Time for a brief update/review of everything going on behind the scenes.
November I officially took off from creative work. The first week I didn't do anything creative, the other weeks I let myself play around with some ideas in short bursts, but stopped short of any focused effort. I was feeling burned out, both from the final push on Karma and the 2-year long development cycle on that game.
My current plan is to spend December-January working on non-Forged in the Dark games. I have two I am playing around with, and I hope to finish the smaller project by end of January. At that point, depending on my burn out level, I'll move back to some bigger design projects, including my Forged in the Dark works.
Project summaries below:
Karma in the Dark:
It was released about 5 weeks ago in its v4.1 form. The response and number of downloads amazed me, especially with little to no advertisement effort. In terms of the core rules, the game is pretty much done. I'm now exploring some publication options (along with getting an actual copy-editor for typos). It will probably be a few more months before I have any final decisions on that front.
In the meantime, I've started working on the first official supplement, a detailed pre-designed setting for the game. You can see the last update post for more details. I will probably have periodic updates on this project, but the release will probably be held until I've finalized my publication plan for the game. The only new update is that I've decided on one of the new optional mechanics for the supplement, which is replacing the archetype character creation with a lifepaths like system (somewhere between Stars Without Number and Burning Wheel in terms of complexity.) Part of living in a small town is having a reputation and a family legacy, so this seemed like a fun way to tie that dynamic into a rural setting, without messing with any core mechanics in the game.
I am also continuing to look at playtesting and collecting feedback for the core game.

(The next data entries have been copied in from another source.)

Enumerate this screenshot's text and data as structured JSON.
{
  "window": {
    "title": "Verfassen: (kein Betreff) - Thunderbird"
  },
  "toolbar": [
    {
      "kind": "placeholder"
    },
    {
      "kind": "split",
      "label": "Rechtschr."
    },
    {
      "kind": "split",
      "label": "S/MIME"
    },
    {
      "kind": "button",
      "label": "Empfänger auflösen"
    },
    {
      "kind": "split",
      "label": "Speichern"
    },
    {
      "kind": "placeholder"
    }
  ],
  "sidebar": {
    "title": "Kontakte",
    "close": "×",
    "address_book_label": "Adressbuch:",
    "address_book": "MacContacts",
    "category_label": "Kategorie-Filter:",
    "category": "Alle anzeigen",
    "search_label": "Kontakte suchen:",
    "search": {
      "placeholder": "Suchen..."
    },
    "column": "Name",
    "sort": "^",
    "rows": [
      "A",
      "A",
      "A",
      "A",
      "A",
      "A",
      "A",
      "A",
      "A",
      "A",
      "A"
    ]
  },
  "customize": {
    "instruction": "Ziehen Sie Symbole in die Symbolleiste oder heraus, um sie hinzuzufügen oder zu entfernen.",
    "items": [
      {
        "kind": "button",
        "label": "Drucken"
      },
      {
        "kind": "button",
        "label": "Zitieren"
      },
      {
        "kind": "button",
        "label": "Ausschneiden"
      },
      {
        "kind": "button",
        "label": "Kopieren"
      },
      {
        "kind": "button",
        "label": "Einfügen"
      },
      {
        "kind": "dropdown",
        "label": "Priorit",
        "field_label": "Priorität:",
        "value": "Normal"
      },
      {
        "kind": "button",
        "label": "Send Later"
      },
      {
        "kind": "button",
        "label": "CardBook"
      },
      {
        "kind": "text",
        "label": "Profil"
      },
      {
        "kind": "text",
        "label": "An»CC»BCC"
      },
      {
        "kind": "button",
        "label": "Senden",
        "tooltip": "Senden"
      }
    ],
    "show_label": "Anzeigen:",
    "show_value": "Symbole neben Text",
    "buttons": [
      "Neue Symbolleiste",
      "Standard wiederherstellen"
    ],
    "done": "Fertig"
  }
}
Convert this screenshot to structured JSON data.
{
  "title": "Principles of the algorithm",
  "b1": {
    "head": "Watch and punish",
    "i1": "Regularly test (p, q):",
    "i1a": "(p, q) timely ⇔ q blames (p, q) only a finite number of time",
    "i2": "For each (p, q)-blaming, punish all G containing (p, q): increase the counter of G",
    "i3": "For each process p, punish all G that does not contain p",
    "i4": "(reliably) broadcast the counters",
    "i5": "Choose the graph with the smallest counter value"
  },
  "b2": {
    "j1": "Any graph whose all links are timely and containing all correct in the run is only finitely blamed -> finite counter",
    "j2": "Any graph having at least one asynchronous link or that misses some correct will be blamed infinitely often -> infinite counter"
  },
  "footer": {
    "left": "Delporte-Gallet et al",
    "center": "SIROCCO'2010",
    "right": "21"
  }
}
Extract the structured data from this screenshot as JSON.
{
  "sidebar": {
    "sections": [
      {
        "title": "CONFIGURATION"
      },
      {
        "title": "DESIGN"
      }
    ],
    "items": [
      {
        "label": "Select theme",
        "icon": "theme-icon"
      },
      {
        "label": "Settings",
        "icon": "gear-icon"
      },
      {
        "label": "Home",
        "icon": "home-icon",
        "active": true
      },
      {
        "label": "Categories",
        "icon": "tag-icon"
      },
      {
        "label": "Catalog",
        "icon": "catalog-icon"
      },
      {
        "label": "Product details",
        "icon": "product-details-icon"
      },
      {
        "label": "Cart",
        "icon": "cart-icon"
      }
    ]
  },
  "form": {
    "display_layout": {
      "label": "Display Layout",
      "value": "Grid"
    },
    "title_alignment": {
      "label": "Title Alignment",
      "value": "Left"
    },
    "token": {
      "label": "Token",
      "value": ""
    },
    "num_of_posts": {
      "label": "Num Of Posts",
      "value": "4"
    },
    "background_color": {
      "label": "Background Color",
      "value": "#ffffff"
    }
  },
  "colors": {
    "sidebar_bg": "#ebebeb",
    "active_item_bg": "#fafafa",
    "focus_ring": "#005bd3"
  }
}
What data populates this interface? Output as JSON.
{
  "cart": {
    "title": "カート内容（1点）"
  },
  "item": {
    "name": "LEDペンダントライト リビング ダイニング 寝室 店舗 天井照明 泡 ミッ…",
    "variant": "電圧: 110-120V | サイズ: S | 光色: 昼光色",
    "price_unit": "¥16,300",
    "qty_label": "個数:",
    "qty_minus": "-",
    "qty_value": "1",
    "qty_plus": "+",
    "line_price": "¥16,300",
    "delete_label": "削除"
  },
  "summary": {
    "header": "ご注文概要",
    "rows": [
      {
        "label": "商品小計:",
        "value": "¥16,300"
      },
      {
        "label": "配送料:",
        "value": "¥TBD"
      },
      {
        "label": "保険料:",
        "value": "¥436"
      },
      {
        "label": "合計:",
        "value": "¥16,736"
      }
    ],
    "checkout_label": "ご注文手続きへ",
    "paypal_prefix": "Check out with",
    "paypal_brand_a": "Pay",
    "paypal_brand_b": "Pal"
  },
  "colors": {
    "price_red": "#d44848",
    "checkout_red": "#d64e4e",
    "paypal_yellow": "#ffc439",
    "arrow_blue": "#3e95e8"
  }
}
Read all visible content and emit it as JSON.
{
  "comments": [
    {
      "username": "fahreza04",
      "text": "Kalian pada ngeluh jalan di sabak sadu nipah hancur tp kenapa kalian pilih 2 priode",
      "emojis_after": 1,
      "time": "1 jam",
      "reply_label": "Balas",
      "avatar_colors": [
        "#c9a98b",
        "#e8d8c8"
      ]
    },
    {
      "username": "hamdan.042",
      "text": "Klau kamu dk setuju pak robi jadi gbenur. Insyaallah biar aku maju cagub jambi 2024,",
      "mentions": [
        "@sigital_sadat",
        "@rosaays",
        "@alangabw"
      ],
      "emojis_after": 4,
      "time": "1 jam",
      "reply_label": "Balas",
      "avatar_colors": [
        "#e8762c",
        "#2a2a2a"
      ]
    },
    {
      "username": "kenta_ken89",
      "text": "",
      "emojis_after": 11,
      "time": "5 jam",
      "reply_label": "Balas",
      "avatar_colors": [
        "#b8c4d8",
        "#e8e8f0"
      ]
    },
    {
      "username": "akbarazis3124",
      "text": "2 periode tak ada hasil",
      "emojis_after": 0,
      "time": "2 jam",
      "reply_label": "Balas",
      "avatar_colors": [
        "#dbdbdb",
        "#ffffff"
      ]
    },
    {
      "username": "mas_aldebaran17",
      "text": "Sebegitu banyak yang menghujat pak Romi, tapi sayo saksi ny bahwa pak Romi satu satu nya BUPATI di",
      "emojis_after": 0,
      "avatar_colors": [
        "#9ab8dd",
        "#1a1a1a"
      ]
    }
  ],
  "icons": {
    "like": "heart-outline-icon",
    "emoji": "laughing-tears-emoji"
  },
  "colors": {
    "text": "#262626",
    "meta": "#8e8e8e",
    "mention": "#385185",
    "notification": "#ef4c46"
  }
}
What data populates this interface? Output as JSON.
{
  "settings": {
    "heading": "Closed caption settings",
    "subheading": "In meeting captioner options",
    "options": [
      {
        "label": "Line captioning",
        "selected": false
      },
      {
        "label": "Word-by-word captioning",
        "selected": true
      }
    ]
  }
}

I have a few pages of notes on small tweaks or updates, but those probably won't be incorporated until I start work on the final version.
Tides of Gold:
I need to re-layout the game in InDesign since there's been no way to get around the Scribus problems that make the document frequently crash. I also need to make some initial updates/fixes based on initial feedback and playtesting. I have plans to add a trade mini-game to replace the default faction mechanics in Blades, but that will require dedicated design focus. Right now, work on Tides is slated for the end of January or early February. I need a break before I work on another Forged in the Dark game, but once I do, it's at the top of the priority list.
I have the basic concepts in place, but I need to make playbooks. I'm currently burned out on making abilities after designing 144 abilities for Karma. So this project is currently at the back of the queue. It will definitely come afters Tides of Gold's next update.
This is a narrative, exploration game I talked about on my blog a few years ago. It is a slice-of-life type of exploration, where you learn about the hidden secrets of small communities while also exploring your own character's memories/legacy. The game is not quite GMless (at this stage), but is designed to share narrative storytelling/world-building between all players. Once I start play-testing the game on a larger scale, I may explore making it a GMless game. I'm creating a new game system for it rather than hacking an existing one, since nothing quite fits. I spent most of November testing out quick prototypes of the core mechanics. I'm going to continue to work on it over the next few months, but until I nail down the core mechanics there won't be anything to show.
In November I also returned to an old idea of a cross between Dungeon World and Masks, but this time building mechanics from the ground up. You still play as heroes-in-training, trying to build up a heroic reputation while also struggling with your own identity. The game is designed for a West Marches style of play, where the group of players changes every single week. The GM/players quickly build the scenario based on a few quick choices (or rolls), character creation happens almost entirely within the action of the game, and there is a "rumors" mechanic which helps carry stories between play sessions even as the players change.
It is designed to be quick to understand, quick to play, and offer an overall light, high-fantasy feel. (The antithesis of Karma, you might say). Like Rootless, it requires some novel design mechanics, but it also requires some world-building tools like Karma did. The ability system is very different from Karma, so creating those abilities haven't been quite as draining. I hope to have a playable test version by the end of January, when I switch focus to Tides.
With all of the design projects in the works, especially with the novel mechanics ones, I've considered streaming some of the development on Twitch. I've held back because the idea of streaming myself doing math, making rolls, and theory-crafting game loops doesn't sound interesting. But then I rewatched Hack Attack episodes and it reminded me it can helpful to see someone design in real time. So I'm still thinking about it.
A side effect of taking a creative-break in November was that I started reading more and that led to wanting to write novels again. Long before I tried TTRPG design, I used to write anywhere from 1-4 novels a year. I stopped once I started doing trauma work in my job, because the job emotionally exhausted me. But now that's I've been doing that work for years it doesn't take the same toll. The only impact here is I might go back to writing blog posts on creative writing and storytelling again, but those will go on the personal blog. Just like my return to making digital art is ongoing, but really only shows up if you follow my new Instagram account.
Overall, I have a lot of projects in that pipeline, and that's when I do my best work. It's a relief to finally have a chance to turn to projects other than Karma for a while, though the setting supplements will give me a way to continue building on that system in a contained way. I am excited to explore rural cyberpunk followed by a dark ages spin on science fiction. Overall, 2019 is looking like a good, fun year.